NEW YORK – Carlos Ghosn, chairman and CEO of the Renault SA-Nissan Motor Co. Ltd. Alliance, predicts electric vehicles will account for 10% of the vehicle market by 2020, but they won't be coming from startup firms.

“The public is not going to buy electric vehicles from small companies,” he says.

The Brazilian-born auto executive says consumers will not be willing to take a chance with new technology produced by untried vehicle manufacturers.

He declines to comment on whether this means the U.S. government is wasting the nearly $1 billion it has allocated to Tesla Motor Inc. and Fisker Automotive Inc. to foster their development of hybrids and EVs.

Earlier, Ghosn tells an audience at the Council on Foreign Relations here that interest is building in Nissan’s upcoming Leaf EV, which will make its U.S. debut next year. He is bullish on the prospects for the EV, revealing 25,000 potential buyers have raised their hands on the auto maker’s website.

Ghosn believes EVs will complement conventional vehicles, not displace them. While internal-combustion-engine cars fueled by natural gas are an option, they are not as neutral to the environment as EVs, which he says are more efficient than gasoline-powered cars on a well-to-wheels basis.

Diesel could be part of the solution, as well, he notes. But even though 60% of vehicles sold in Europe are diesel-powered, no diesels are sold in Japan and few in the U.S. It costs money to promote diesels, he says.

Ghosn foresees many newcomers entering the industry in the next decade, but he also insists there will be more consolidation among auto makers. “It's going to be different down the road,” he says. “There's not a lot of space for newcomers. New companies only come when there is a void.”

At the same time, he says the auto industry needs more scale and investment. That's something the specialized newcomers will have to cope with.

Nevertheless, traditional OEMs have much to learn from younger firms in China and India, Ghosn says. These same sentiments are echoed by Steven Rattner, former head of the U.S. Treasury’s Auto Task Force, a participant in the forum with Ghosn.

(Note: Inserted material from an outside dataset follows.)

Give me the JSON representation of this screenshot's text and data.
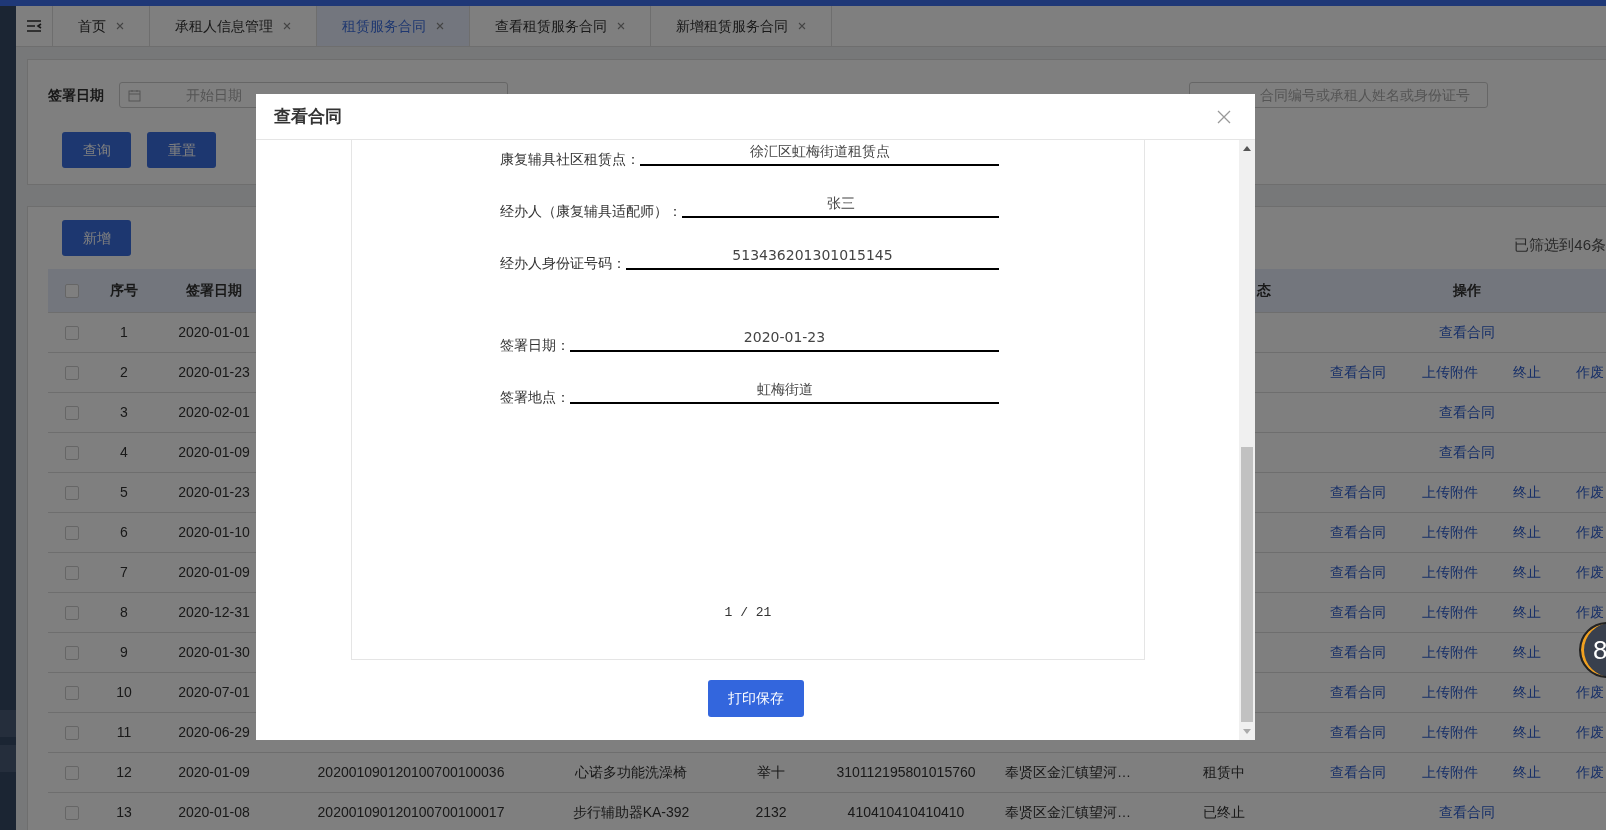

Rattner says auto makers in the two emerging markets not only enjoy the benefit of a lower wage workforce but also have a different mindset than those in the U.S., Europe and Japan.

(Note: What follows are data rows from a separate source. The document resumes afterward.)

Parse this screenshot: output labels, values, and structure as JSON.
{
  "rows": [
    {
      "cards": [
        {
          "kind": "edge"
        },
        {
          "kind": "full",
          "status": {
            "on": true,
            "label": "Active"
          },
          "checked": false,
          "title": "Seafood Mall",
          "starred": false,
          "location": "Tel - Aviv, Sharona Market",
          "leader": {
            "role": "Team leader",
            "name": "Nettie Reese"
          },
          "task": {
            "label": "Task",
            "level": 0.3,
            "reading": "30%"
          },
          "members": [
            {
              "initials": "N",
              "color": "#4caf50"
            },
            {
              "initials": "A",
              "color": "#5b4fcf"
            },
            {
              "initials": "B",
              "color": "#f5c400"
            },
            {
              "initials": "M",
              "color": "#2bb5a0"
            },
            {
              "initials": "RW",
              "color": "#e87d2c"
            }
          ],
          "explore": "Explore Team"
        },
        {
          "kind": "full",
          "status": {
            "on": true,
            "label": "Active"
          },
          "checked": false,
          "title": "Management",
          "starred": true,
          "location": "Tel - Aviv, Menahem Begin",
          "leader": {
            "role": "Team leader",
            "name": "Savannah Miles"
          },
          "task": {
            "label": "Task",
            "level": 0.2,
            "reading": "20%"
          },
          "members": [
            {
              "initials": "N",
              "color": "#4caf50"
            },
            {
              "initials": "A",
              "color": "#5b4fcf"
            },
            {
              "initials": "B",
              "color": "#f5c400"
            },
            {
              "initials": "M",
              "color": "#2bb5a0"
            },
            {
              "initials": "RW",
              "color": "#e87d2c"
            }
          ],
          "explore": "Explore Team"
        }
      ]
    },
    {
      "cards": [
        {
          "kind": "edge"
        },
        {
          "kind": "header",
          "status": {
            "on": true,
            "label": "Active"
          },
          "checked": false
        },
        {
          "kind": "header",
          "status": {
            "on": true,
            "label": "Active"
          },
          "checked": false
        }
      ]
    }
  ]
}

“A $3,000 car is not about underpaying people,” Rattner says. “China and India is not just about cheaper products.” Indian auto makers have a frugal mindset that Japanese engineers can't comprehend. “We're going to miss competitiveness if we don't learn those new ways of doing things.”

Ghosn concedes low-cost products will migrate to countries with the best cost structures but predicts industry employment will be stable globally.

Future success for auto makers will not be determined solely on finding the lowest-wage countries to build vehicles. “Management wants to keep jobs in their countries,” Ghosn says. “They send jobs abroad only when there is no other way.”

At the same time, European governments, in particular, do not want to export jobs abroad.

However, government will be crucial in fostering the introduction of new alternate technology vehicles, he says. Israel, for instance, has promised financial assistance in introducing EVs there, which Renault-Nissan plan to do.

“Many governments are ready to do it,” Ghosn says. Some European governments have proposed giving a €5,000 ($7,425) subsidy to buyers of EVs. The U.S. government has promised a $7,500 subsidy, and the state of California wants to up that amount.